- [TASK STATEMENT]: Which lines in the data below contain the word "Edge"? Return each of them.

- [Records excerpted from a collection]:

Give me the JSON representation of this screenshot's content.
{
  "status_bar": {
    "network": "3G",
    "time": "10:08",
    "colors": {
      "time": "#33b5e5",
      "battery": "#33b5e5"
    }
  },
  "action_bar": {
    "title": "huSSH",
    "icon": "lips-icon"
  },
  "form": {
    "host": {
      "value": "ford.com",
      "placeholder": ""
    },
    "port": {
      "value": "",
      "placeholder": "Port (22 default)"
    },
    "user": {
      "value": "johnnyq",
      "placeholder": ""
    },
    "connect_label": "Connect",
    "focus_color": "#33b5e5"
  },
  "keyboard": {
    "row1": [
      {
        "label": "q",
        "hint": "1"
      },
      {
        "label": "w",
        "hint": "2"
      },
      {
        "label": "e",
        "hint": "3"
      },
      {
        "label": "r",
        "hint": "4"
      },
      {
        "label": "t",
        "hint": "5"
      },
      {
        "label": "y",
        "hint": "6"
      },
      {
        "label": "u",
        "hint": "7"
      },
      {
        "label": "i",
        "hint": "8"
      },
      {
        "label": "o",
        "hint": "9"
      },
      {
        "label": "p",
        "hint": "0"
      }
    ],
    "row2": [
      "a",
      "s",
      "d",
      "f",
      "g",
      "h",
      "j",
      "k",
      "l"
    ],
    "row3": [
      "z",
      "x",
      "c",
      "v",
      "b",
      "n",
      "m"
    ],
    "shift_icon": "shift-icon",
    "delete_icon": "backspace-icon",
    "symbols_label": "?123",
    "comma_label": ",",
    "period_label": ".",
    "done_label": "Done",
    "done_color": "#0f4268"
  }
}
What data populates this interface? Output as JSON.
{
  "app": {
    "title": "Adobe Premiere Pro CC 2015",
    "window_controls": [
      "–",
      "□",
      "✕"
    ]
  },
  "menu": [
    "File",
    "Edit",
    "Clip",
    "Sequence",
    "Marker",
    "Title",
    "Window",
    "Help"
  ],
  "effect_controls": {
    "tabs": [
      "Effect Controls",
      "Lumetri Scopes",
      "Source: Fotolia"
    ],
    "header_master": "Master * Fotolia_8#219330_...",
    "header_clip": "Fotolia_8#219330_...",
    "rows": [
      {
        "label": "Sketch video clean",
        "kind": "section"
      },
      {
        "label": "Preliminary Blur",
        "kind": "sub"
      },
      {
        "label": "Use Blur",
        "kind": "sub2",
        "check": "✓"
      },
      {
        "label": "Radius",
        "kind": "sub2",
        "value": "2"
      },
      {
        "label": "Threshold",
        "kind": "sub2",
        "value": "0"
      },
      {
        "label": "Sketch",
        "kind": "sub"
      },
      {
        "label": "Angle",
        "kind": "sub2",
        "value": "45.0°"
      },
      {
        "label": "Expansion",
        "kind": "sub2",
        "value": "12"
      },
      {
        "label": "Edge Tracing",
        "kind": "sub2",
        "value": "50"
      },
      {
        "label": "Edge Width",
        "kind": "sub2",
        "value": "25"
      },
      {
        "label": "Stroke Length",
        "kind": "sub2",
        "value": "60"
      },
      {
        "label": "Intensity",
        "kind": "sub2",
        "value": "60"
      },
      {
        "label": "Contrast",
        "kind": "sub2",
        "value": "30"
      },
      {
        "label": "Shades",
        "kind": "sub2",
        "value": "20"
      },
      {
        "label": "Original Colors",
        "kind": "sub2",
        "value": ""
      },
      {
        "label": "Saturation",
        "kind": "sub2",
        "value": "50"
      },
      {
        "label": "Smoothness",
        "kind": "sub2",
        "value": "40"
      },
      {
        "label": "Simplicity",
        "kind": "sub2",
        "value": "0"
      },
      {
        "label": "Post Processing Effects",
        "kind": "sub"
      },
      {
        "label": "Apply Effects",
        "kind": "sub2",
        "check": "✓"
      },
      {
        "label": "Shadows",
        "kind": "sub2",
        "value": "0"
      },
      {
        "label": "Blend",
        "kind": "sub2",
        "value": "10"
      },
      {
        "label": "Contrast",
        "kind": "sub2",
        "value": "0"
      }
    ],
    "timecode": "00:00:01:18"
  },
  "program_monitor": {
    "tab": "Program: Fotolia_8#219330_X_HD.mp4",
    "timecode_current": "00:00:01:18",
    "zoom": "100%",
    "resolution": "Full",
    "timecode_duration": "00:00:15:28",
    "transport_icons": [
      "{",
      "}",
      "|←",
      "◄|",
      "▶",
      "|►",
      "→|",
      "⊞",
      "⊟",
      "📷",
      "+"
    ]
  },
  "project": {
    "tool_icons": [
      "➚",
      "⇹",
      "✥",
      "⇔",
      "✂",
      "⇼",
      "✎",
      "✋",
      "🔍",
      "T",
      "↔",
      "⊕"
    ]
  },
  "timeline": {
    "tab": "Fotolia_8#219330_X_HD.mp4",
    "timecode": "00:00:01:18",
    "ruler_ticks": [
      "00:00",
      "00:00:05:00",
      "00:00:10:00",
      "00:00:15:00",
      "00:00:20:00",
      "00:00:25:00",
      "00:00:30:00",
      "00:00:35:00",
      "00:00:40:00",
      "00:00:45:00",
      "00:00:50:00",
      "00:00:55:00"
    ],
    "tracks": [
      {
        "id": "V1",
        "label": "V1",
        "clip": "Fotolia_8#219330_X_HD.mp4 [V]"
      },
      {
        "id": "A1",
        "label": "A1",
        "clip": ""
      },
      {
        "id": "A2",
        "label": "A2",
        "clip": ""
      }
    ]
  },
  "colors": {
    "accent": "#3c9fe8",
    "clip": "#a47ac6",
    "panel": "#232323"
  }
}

- [EXERCISE RESPONSE]:
        "label": "Edge Tracing",
        "label": "Edge Width",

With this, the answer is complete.